One of the most important requirements for creating accurate 3D skeletal models is being able to generate high-quality digitised bones. For our project we are using two methods: computed tomography (CT) scanning, and photogrammetry.
Computed Tomography (CT scanning)
CT scanning is probably the most widely known method used in palaeontology for obtaining digital fossils as it is regularly used in medicine for looking at skeletons and bones to diagnose illnesses. CT scans are created by taking series of x-rays of an object from different orientations (usually circles or helically) and from those extracting the 3D views of the x-rays which we call CT scans. From these CT scans we are able to use computer software to highlight the objects of specific interest (a process called segmentation). CT scanning is an incredibly powerful tool for palaeontology as it allows us to segment fossil bones that are still encased in the rock, as well as getting internal anatomy of the bones that otherwise would not be possible from looking at the surfaces.
The image below shows segmented CT scan data of the right hindlimb (on left) and forelimb (on right) of a young Nile crocodile; in top view; used in our studies. To enable modelling of biomechanics, each bone to be handled independently is coloured differently in segmentation.
Photogrammetry is a rapidly growing source for digital models as they can be created using just a camera (even a mobile phone camera will work), and freely available software (unlike CT scans which involve expensive machinery with x-rays). Photogrammetry works by capturing photographs of an object from a series of orientations and software stitches together the photographs using identical points (either picked manually or automatically) to create what is functionally a 3D panoramic of the object. The more photographs and orientations that there are, the more points of similarity can be found by the software, and the higher the accuracy of the model. This method captures surface data and lacks the internal structure of bones, but this is not necessary for all models. It also allows the capture of mounted (exhibited) fossils that cannot be taken off display.

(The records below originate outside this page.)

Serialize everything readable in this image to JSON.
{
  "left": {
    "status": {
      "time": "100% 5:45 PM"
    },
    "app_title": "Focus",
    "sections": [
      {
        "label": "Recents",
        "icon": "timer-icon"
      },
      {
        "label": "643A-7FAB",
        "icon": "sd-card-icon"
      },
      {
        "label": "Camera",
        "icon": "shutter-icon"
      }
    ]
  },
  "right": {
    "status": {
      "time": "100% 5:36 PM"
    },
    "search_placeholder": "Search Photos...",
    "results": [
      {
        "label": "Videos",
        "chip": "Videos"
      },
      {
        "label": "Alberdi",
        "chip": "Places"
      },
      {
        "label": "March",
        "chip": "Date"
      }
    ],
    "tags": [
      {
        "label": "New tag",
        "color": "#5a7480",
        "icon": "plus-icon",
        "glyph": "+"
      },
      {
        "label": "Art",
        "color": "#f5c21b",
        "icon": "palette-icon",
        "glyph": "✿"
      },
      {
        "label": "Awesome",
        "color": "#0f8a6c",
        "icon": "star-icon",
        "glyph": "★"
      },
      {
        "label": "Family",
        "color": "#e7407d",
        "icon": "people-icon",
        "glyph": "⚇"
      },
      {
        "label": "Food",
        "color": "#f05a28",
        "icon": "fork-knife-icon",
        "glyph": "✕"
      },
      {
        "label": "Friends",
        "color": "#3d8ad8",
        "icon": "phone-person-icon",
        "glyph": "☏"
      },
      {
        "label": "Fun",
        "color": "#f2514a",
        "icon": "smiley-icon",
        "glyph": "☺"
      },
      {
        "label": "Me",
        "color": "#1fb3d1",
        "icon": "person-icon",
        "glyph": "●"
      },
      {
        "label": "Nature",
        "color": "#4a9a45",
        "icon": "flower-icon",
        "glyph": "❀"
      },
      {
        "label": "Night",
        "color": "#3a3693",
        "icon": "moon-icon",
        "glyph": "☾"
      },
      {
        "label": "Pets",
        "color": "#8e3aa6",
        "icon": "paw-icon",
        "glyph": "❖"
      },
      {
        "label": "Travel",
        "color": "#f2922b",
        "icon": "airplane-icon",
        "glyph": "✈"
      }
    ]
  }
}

Once a skeleton has been imaged in 3D, computer graphics software can be used to reconstruct the fleshy boundaries of the whole body and its individual segments (head, thigh, tail, etc.). Segments can then be given densities and thereby volumes can be used to calculate masses, centres of mass and inertia of those segments and the whole body. Such data are critical for estimating how extinct archosaurs stood and moved (e.g. our published study of Mussaurus); and also for simulating motion in extant archosaurs. This procedure has been fairly well-honed for archosaurs by our and others’ teams.
The images below show the mass modelling technique used in the DAWNDINOS project for Batrachotomus.

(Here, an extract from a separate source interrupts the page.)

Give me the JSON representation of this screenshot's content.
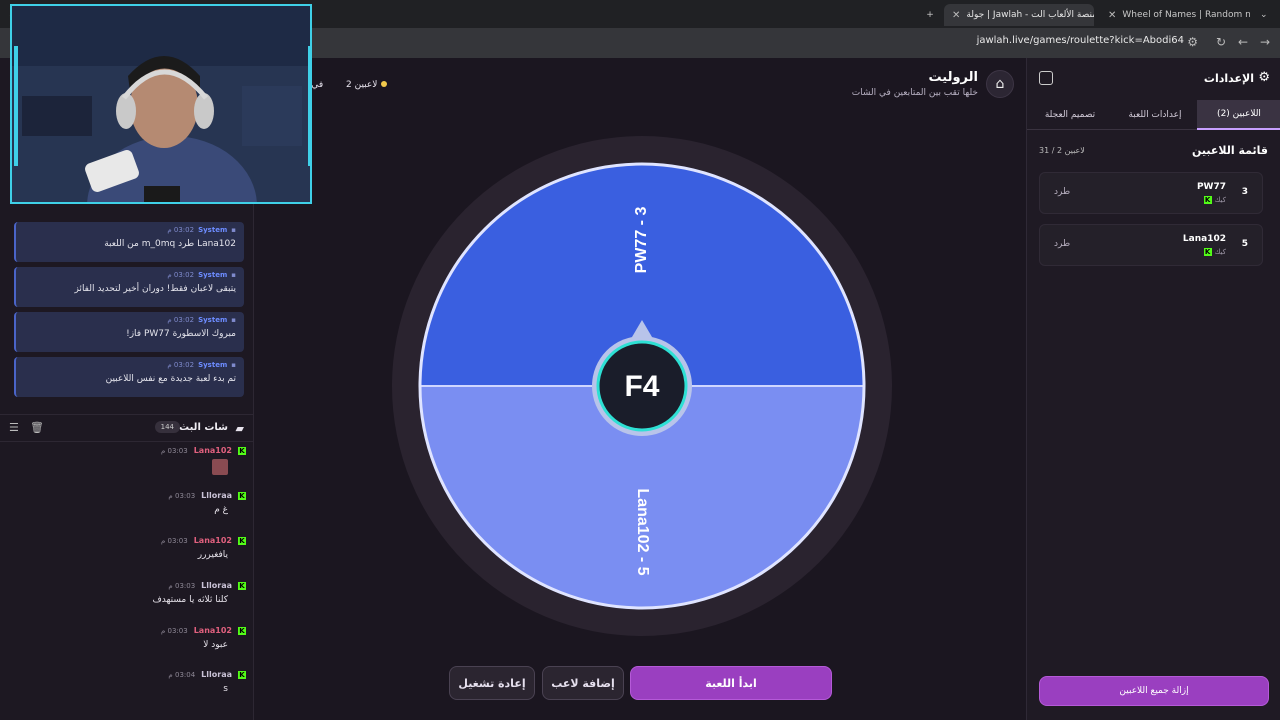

a) Photogrammetry software is used to construct a digital skeleton from photos,
b) The digital skeleton is placed in a standardised pose,
c) Volumes representing flesh and airspaces are added to the skeleton,
d) Finished volumetric model,
e) Estimates of body mass, inertia and centre of mass calculated from body volume.